# RECORDS SHOWN

------------------------------

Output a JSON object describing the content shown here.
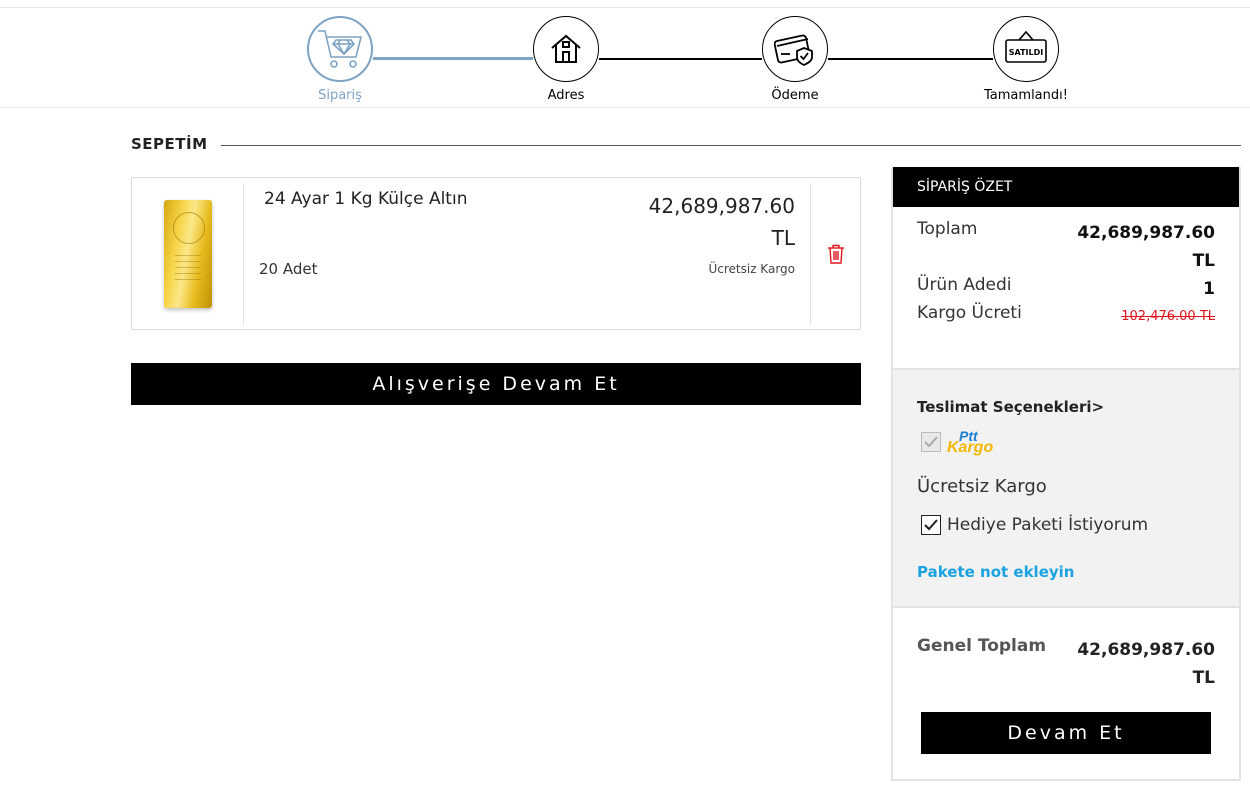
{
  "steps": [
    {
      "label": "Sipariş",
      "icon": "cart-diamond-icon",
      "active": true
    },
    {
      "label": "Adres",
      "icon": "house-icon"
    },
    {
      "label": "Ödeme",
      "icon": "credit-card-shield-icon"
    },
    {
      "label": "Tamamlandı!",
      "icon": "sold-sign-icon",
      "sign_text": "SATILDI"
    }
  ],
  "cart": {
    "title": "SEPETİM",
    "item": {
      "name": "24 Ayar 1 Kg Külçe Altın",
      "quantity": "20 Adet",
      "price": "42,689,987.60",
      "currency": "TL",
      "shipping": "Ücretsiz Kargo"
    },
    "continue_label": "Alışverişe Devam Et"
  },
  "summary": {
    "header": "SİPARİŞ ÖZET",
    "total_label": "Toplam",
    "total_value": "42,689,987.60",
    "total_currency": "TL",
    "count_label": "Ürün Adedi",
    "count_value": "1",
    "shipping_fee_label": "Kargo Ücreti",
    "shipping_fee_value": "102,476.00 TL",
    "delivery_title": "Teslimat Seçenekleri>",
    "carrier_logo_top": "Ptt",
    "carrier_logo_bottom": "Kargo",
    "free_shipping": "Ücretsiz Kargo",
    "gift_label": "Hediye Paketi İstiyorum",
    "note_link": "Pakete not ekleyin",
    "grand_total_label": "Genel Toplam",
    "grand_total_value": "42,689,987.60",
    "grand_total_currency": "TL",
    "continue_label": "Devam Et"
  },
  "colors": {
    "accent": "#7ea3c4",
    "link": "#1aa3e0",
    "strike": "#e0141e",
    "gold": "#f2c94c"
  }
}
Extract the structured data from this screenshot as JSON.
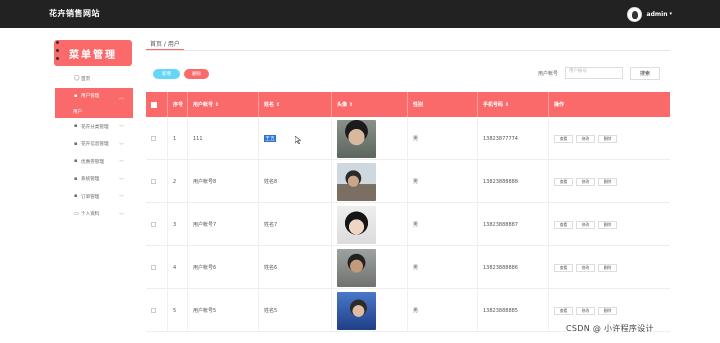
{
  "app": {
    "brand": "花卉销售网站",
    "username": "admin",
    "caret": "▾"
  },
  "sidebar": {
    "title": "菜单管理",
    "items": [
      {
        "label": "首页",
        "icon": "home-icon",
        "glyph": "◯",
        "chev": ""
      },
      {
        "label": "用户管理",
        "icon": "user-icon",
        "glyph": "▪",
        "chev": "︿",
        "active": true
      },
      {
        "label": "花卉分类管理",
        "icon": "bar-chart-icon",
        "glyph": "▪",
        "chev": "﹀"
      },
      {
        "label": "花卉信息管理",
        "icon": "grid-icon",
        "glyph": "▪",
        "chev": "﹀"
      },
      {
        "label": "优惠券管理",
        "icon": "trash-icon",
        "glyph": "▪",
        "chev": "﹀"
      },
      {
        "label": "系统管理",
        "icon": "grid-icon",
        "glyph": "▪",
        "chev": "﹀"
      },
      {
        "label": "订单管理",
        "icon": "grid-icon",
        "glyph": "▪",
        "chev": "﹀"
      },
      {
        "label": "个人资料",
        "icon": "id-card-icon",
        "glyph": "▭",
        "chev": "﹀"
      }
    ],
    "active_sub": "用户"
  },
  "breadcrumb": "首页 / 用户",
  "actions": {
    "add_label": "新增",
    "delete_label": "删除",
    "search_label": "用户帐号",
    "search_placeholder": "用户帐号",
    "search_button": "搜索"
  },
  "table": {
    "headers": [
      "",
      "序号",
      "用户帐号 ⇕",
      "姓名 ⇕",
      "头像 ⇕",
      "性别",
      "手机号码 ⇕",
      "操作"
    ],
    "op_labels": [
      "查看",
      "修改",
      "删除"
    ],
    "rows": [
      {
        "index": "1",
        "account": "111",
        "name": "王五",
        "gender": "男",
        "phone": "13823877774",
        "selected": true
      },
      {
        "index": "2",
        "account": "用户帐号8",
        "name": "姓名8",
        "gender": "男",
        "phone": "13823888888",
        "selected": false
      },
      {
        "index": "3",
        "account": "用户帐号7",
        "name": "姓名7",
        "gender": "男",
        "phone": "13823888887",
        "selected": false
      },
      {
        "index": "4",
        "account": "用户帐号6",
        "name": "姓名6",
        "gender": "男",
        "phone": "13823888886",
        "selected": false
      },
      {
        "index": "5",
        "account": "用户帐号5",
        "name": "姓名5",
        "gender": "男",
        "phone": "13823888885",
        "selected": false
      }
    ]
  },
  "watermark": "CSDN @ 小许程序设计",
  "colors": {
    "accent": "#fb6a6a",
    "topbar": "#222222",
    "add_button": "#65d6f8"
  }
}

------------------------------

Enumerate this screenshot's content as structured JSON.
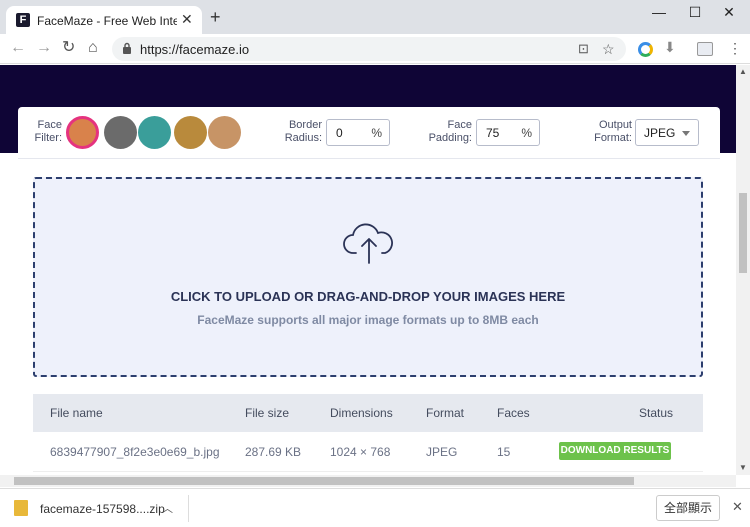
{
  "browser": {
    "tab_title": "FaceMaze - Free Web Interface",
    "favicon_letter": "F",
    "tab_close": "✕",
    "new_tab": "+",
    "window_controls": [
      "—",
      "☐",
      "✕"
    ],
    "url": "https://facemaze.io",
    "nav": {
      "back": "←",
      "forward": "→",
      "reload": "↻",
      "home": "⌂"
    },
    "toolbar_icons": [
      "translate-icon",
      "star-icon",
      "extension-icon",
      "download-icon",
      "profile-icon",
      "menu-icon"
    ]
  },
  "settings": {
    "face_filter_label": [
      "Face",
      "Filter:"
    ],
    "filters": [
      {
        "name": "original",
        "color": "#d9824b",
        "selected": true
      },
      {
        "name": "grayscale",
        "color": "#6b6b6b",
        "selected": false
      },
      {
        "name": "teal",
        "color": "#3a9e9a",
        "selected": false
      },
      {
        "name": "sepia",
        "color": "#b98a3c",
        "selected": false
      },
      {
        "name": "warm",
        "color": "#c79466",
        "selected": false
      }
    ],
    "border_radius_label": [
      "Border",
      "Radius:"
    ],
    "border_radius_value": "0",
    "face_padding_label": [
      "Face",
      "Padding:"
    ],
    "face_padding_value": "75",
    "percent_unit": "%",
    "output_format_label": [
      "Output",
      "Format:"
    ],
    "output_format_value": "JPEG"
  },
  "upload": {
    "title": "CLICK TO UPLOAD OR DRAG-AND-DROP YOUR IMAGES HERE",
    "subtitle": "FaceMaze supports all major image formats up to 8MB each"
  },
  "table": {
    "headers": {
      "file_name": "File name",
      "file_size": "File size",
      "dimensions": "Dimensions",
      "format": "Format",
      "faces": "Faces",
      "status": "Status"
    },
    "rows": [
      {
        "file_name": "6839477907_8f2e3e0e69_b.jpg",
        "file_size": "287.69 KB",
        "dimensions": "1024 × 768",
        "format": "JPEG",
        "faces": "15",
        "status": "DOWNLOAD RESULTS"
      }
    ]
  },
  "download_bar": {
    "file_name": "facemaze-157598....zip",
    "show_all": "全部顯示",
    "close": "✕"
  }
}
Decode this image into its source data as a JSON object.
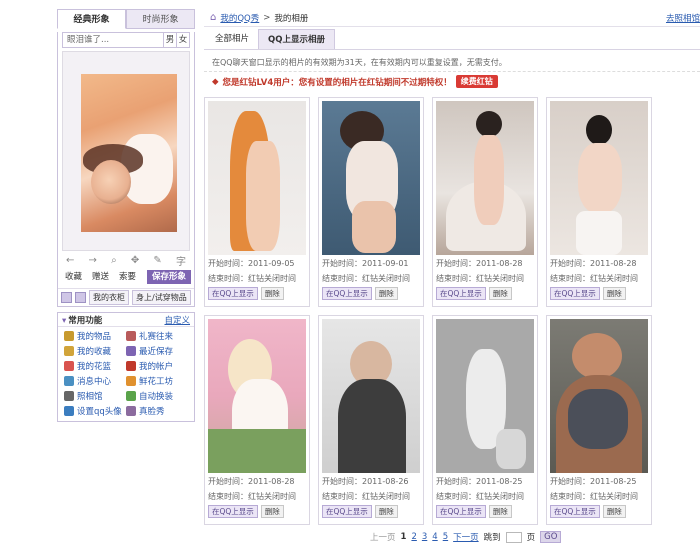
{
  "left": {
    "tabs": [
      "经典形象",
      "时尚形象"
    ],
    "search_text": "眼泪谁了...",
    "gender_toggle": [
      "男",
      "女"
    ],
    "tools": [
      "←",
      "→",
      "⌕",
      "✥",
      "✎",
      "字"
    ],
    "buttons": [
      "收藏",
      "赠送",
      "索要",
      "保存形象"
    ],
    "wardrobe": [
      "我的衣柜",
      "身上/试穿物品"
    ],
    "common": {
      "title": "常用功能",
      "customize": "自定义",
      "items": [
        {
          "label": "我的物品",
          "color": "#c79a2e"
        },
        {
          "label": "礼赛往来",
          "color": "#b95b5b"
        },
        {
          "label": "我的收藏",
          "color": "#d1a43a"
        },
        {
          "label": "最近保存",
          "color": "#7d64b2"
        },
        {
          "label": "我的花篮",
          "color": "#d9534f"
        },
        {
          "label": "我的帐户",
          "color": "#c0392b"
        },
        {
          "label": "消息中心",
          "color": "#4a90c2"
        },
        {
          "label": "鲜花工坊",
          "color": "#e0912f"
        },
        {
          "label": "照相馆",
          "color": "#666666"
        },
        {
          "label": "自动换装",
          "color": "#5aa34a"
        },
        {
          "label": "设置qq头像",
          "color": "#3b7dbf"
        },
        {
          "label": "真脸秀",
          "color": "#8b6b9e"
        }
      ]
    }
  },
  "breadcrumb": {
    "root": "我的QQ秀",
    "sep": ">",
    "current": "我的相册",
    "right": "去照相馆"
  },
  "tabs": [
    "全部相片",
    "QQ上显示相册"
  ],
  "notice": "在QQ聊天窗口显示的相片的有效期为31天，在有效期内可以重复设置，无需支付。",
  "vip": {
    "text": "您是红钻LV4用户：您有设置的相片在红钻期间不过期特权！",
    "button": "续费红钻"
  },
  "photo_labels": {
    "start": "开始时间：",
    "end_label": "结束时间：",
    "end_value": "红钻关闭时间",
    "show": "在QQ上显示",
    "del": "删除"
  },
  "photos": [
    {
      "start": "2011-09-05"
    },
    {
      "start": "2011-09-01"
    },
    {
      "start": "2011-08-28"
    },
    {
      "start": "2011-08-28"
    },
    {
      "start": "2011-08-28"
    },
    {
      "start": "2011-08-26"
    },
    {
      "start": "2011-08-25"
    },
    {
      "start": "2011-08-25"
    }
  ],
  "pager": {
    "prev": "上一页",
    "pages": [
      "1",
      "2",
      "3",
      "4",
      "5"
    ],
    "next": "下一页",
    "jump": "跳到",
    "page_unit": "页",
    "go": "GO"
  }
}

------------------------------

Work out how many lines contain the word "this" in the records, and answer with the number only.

3